As we enter the holiday shopping season, let’s remember a local business that served the shopping needs of Santa Rosa and the whole county for decades, Rosenberg’s Department Store. This striking box from Rosenberg’s is part of the Museum of Sonoma County’s permanent collection.
The Museum has a special connection to the Postal Service, as our iconic building is the former 1910 Post Office. The US Postal Service has helped keep us united and connected for nearly two and a half centuries and in this Collections Spotlight, we highlight USPS with an unlikely object from our collection: a coconut.
In honor of National Voter Registration Day on September 22nd and the recent Centennial of the 19th Amendment, create your own embroidery featuring the colors (purple and gold) and symbol of the Suffragist movement (sunflower).

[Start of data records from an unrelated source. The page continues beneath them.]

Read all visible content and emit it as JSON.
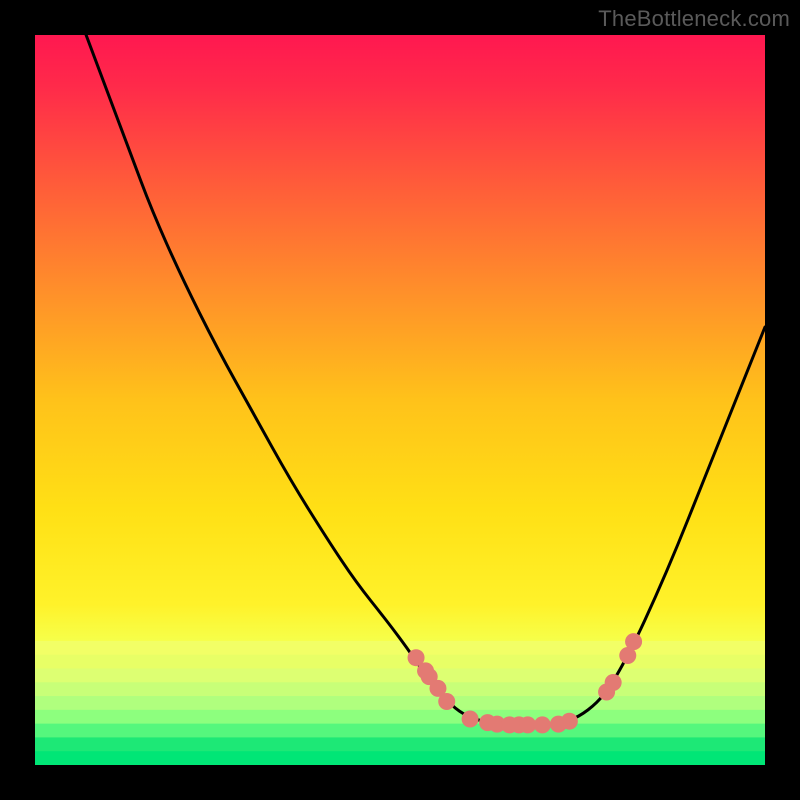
{
  "watermark": "TheBottleneck.com",
  "chart_data": {
    "type": "line",
    "title": "",
    "xlabel": "",
    "ylabel": "",
    "xlim": [
      0,
      100
    ],
    "ylim": [
      0,
      100
    ],
    "background_gradient": {
      "top_color": "#ff1a4a",
      "mid_color": "#ffd600",
      "low_color": "#d7ff5a",
      "bottom_color": "#00e676"
    },
    "bottom_band": {
      "y_start": 83,
      "y_end": 100,
      "stripes": [
        "#f2ff66",
        "#e8ff66",
        "#ddff72",
        "#c8ff78",
        "#b0ff7e",
        "#8dff7e",
        "#55f77d",
        "#1de876",
        "#00e676"
      ]
    },
    "curve": {
      "points": [
        [
          7,
          0
        ],
        [
          10,
          8
        ],
        [
          13,
          16
        ],
        [
          16,
          24
        ],
        [
          20,
          33
        ],
        [
          25,
          43
        ],
        [
          30,
          52
        ],
        [
          35,
          61
        ],
        [
          40,
          69
        ],
        [
          44,
          75
        ],
        [
          48,
          80
        ],
        [
          51,
          84
        ],
        [
          53,
          87
        ],
        [
          55.5,
          90
        ],
        [
          57.5,
          92.3
        ],
        [
          60,
          93.7
        ],
        [
          63,
          94.3
        ],
        [
          66,
          94.5
        ],
        [
          69,
          94.5
        ],
        [
          72,
          94.3
        ],
        [
          74.5,
          93.4
        ],
        [
          77,
          91.5
        ],
        [
          79,
          89
        ],
        [
          82,
          83.5
        ],
        [
          85,
          77
        ],
        [
          88,
          70
        ],
        [
          91,
          62.5
        ],
        [
          94,
          55
        ],
        [
          97,
          47.5
        ],
        [
          100,
          40
        ]
      ]
    },
    "dots": {
      "color": "#e37a73",
      "radius": 8.5,
      "points": [
        [
          52.2,
          85.3
        ],
        [
          53.5,
          87.1
        ],
        [
          54.0,
          87.9
        ],
        [
          55.2,
          89.5
        ],
        [
          56.4,
          91.3
        ],
        [
          59.6,
          93.7
        ],
        [
          62.0,
          94.2
        ],
        [
          63.3,
          94.4
        ],
        [
          65.0,
          94.5
        ],
        [
          66.3,
          94.5
        ],
        [
          67.5,
          94.5
        ],
        [
          69.5,
          94.5
        ],
        [
          71.7,
          94.4
        ],
        [
          73.2,
          94.0
        ],
        [
          78.3,
          90.0
        ],
        [
          79.2,
          88.7
        ],
        [
          81.2,
          85.0
        ],
        [
          82.0,
          83.1
        ]
      ]
    }
  }
}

In 1942, President Roosevelt announced the creation of what would become the largest Mexican guest-worker program in U.S. history. Facing labor shortages on the home front during World War II, the United States initiated a series of agreements with Mexico to recruit Mexican men to work on American farms and railroads.
Christo, who with his wife and partner, Jeanne-Claude, used sculpture to transform people’s understanding of places, iconic structures, and even mundane objects, died in New York on May 31 at the age of 84.

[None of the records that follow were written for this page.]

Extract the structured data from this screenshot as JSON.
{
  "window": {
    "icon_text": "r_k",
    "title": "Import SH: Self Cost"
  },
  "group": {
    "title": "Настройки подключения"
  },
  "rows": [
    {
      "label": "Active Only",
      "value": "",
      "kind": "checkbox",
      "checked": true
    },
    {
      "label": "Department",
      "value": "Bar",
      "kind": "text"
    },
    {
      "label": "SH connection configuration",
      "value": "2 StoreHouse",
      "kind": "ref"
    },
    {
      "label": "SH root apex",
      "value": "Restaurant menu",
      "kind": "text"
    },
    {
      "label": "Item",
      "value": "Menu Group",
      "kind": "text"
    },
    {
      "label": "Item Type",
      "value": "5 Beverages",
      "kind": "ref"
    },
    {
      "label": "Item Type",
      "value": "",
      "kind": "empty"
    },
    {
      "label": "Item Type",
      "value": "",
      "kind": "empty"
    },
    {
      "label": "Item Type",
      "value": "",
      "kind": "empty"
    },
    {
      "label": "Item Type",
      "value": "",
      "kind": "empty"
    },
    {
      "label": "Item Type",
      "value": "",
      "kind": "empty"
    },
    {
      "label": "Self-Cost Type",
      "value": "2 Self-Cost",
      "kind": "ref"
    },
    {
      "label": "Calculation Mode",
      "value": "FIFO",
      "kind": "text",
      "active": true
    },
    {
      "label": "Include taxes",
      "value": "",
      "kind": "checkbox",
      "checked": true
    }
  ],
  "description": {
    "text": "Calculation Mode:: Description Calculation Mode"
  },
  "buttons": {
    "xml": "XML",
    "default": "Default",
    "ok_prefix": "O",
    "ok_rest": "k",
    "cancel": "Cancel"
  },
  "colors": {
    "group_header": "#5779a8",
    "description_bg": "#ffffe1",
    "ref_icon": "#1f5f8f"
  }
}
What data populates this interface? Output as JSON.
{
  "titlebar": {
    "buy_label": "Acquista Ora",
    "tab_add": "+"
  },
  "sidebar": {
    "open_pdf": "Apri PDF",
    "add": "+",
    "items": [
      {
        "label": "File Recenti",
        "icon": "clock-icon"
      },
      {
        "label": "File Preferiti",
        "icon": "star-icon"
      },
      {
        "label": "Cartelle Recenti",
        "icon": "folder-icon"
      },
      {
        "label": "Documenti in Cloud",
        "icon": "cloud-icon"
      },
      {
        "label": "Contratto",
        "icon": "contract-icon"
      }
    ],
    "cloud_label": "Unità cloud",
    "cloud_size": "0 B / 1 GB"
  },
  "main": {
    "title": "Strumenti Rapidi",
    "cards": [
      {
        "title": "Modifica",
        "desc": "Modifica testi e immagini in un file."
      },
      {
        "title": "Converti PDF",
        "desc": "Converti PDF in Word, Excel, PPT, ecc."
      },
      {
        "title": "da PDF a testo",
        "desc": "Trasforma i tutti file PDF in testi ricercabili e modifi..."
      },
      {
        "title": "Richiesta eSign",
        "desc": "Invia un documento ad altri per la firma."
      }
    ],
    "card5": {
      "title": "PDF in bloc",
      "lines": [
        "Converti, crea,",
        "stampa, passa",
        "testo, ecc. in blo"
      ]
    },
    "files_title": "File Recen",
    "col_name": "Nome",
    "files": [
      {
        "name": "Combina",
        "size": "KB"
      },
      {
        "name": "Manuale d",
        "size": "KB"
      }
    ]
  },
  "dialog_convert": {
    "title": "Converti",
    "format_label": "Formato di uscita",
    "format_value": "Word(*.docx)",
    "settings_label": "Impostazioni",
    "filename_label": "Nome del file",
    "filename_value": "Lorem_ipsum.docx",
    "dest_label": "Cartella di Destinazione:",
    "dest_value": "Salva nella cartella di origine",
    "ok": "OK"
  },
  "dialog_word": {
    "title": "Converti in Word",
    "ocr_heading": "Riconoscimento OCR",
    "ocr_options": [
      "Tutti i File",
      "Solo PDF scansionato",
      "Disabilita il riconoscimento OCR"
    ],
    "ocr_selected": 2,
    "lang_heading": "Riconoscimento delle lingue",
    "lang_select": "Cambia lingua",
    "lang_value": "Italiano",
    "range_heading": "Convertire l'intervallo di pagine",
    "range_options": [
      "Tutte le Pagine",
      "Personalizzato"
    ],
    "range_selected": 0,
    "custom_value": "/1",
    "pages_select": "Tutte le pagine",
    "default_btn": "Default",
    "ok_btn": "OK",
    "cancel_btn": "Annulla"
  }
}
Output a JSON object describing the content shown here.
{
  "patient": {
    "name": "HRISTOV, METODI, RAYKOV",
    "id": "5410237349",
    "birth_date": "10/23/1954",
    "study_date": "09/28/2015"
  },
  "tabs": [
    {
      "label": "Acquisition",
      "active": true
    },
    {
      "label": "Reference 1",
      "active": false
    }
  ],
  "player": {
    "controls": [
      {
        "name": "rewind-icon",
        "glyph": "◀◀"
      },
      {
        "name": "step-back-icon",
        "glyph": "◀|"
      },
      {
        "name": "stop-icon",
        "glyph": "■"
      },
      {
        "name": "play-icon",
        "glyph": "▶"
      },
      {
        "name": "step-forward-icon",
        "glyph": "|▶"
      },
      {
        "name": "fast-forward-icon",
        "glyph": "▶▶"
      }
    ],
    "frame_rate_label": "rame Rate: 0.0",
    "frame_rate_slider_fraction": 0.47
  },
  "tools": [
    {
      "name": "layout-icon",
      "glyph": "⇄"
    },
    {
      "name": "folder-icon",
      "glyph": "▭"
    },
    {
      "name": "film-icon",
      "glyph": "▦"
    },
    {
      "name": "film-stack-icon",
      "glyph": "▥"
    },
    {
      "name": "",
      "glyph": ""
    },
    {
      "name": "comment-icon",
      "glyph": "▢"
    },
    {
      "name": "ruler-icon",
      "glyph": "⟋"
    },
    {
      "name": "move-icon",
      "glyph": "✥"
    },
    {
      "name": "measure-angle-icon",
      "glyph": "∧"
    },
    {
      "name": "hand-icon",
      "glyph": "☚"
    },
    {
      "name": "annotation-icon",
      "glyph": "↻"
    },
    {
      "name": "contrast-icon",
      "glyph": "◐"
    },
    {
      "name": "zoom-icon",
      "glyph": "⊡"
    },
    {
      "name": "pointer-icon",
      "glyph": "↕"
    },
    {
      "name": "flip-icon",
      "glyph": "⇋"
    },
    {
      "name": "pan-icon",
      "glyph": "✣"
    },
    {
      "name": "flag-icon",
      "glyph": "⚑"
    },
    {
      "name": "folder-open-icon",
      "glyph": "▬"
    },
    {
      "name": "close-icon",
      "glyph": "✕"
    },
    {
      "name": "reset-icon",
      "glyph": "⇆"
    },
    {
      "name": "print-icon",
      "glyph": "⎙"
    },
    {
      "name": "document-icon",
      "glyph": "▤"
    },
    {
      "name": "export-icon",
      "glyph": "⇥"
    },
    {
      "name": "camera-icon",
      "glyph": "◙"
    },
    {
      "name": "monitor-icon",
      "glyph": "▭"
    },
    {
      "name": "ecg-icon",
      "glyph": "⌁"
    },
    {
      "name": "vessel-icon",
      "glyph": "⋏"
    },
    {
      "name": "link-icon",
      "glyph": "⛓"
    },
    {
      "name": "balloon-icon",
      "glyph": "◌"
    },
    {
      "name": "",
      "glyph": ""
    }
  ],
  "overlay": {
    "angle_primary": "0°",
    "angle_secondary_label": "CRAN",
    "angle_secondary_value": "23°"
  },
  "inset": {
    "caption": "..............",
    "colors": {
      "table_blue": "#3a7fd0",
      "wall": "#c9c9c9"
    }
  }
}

While our galleries may be closed to visitors, the Museum of Sonoma County continues our important and vital work of caring for our shared history and artistic heritage.
This week, we're catching up with local artist, Tony King. King is currently exhibiting in Landscape: Awe to Activism, along with fellow members of the "Sonoma Four." In the summer of 1992, the four Sonoma County artists, Tony King, William Morehouse, Jack Stuppin, and William Wheeler, set off on a cross-country trip from California to New York to make plein air paintings. Inspired by the explorations of earlier painters such as Thomas Hill, William Keith, and Thomas Moran, they made stops at locations such as Yosemite, Great Salt Lake, Snake River, Grand Tetons, and Mt. Rushmore. The results of that journey were displayed in a historic exhibition at the Century Association in New York City. The artists were dubbed the “Sonoma Four” by Press Democrat columnist Gaye LeBaron, and together they went on to exhibit their work at various venues such as Dominican College in Marin and John Berggruen Gallery in San Francisco.

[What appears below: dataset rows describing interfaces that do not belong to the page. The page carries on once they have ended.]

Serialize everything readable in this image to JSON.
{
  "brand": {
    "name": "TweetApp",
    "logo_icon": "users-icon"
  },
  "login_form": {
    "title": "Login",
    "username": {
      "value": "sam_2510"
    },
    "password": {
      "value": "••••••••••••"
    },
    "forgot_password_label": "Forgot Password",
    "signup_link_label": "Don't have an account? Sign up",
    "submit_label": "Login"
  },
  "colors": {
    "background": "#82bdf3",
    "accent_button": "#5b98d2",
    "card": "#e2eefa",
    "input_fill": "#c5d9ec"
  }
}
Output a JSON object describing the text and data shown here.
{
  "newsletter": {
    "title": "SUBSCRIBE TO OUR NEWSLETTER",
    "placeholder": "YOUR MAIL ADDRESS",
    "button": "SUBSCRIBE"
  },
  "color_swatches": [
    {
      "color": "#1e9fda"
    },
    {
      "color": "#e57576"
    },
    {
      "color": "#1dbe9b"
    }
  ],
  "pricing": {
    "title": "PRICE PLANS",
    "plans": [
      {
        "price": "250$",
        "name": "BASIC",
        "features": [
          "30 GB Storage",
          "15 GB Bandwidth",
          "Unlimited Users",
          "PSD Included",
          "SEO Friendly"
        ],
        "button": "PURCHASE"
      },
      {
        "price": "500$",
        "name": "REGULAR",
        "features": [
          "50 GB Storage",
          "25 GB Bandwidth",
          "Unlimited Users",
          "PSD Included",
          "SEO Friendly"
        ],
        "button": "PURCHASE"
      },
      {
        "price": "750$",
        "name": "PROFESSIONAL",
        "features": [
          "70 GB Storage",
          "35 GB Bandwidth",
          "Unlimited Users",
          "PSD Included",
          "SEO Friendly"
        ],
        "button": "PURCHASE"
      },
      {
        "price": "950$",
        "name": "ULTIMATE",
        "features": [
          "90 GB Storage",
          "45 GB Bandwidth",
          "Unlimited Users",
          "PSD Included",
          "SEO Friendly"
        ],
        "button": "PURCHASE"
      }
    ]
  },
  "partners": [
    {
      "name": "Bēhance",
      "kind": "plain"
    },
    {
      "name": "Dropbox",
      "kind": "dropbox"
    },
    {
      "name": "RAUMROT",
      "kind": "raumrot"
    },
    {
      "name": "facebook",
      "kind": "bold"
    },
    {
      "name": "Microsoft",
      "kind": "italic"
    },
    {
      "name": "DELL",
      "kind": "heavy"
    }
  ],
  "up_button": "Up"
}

This week, we're catching up with Landscape: Awe to Activism artist Adam Wolpert. Adam Wolpert’s work employs a range of techniques and motifs to reflect a lifelong engagement with nature. His varied imagery explores the themes of cycles, relationships and balance, and investigates the subtle distinction between the representational and the abstract. His earlier naturalistic outdoor work speaks of his relationship with the land, in particular his home in West Sonoma County at the Occidental Arts and Ecology Center (OAEC).
Need to keep the mini-coworkers occupied, but don't want to run to the store to pick up playdough? In this tutorial, we'll make our own playdough, using ingredients that can be found in the pantry.
After sheltering in place for two weeks, we thought we'd check in with our Landscape: Awe to Activism artists. This week, we're catching up with Naomie Kremer.
Cannabis use generates strong, often divided opinions, but its story is undeniably significant. With installation for our upcoming exhibition underway, we sat down with the co-curators (Eric Stanley and Brian Applegarth) for a little Q&A.
The mission of the Museum of Sonoma County is to engage and inspire our diverse community with art and history exhibitions, collections, and public programs that are inclusive, educational, and relevant.